Posted: 3rd Jun 2014

Here are some views relating to typical FAQs on the subject of unoccupied property insurance.

What cover is provided by unoccupied property insurance?

It is necessary to read a policy carefully in order to establish exactly what cover is provided, however, you may find that generically the cover relates to unoccupied properties.

In insurance, an unoccupied property is typically defined as one that has had nobody in residence for a period of 30 days or over.

At that point, any standard landlords insurance would become void (the same may apply to owner-occupier home buildings and contents insurance cover).

Vacant property insurance is typically required for properties that meet the criteria for definition as being unoccupied.

Why is that necessary?

The risks surrounding an unoccupied property may be significantly different to those of other properties.

As you may imagine, burglars and vandals may find such property more attractive and there is also a greater risk of unnoticed problems (e.g. leaky pipes) suddenly turning into disasters.

What if the cause was beyond anyone’s control?

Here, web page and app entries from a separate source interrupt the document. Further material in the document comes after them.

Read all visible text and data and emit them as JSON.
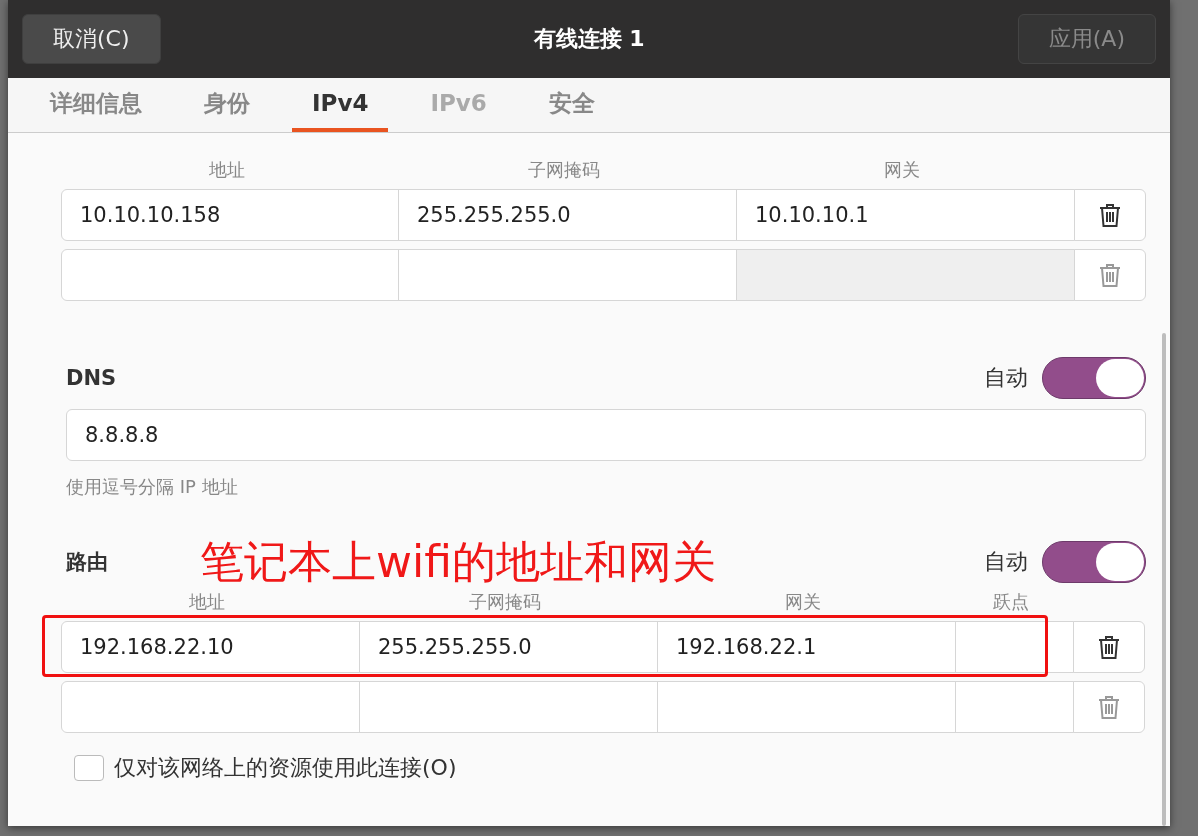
{
  "header": {
    "cancel_button": "取消(C)",
    "title": "有线连接 1",
    "apply_button": {
      "label": "应用(A)",
      "disabled": true
    }
  },
  "tabs": [
    {
      "label": "详细信息",
      "selected": false,
      "disabled": false
    },
    {
      "label": "身份",
      "selected": false,
      "disabled": false
    },
    {
      "label": "IPv4",
      "selected": true,
      "disabled": false
    },
    {
      "label": "IPv6",
      "selected": false,
      "disabled": true
    },
    {
      "label": "安全",
      "selected": false,
      "disabled": false
    }
  ],
  "addresses": {
    "columns": [
      "地址",
      "子网掩码",
      "网关"
    ],
    "rows": [
      {
        "kind": "filled",
        "values": [
          "10.10.10.158",
          "255.255.255.0",
          "10.10.10.1"
        ]
      },
      {
        "kind": "blank"
      }
    ]
  },
  "dns": {
    "label": "DNS",
    "auto_label": "自动",
    "auto": true,
    "value": "8.8.8.8",
    "hint": "使用逗号分隔 IP 地址"
  },
  "routes": {
    "label": "路由",
    "annotation": "笔记本上wifi的地址和网关",
    "auto_label": "自动",
    "auto": true,
    "columns": [
      "地址",
      "子网掩码",
      "网关",
      "跃点"
    ],
    "rows": [
      {
        "kind": "filled",
        "values": [
          "192.168.22.10",
          "255.255.255.0",
          "192.168.22.1"
        ],
        "highlighted": true
      },
      {
        "kind": "blank",
        "highlighted": false
      }
    ]
  },
  "only_local": {
    "label": "仅对该网络上的资源使用此连接(O)",
    "checked": false
  }
}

It isn’t possible to give a definitive answer, as that may depend upon your specific landlords insurance policy, however, typically the cause won’t be a factor.

If, for example, you were let down at the last minute by tenants that failed to arrive as planned, once your property went over the 30 days, it would still typically be classed as unoccupied.

Note that insurance providers typically have ways of establishing whether or not a property was occupied at the time an incident arose that subsequently resulted in a claim.

Is unoccupied property insurance all that is required?

That depends, once again, on the terms and conditions of your vacant property insurance.

Some policies of that type may require you to make periodic inspections of the property while it is unoccupied and to keep external areas in very good condition (as a way of making it hard to ascertain if the property is unoccupied – thereby deterring thieves etc).

What about if building work was underway?

Typically the same 30-day rule would apply.

Having people present in your property during the day is not the same thing as it being classed as being occupied.

What happens if I leave it furnished?

This would also make no difference to the requirement.

The definition relates specifically to occupancy and is nothing to do with whether or not your property is empty or otherwise (in the sense of furnishings, fixtures and fittings).

What about if someone sleeps there for one night before the 30 days expires?

This is a point of fine detail that can really only be answered by looking at the specifics of a policy and perhaps getting a comment from the insurance provider.

As a general rule, it may be advisable to play safe and take unoccupied property insurance if you believe your property is likely to be pushing the 30-day boundaries.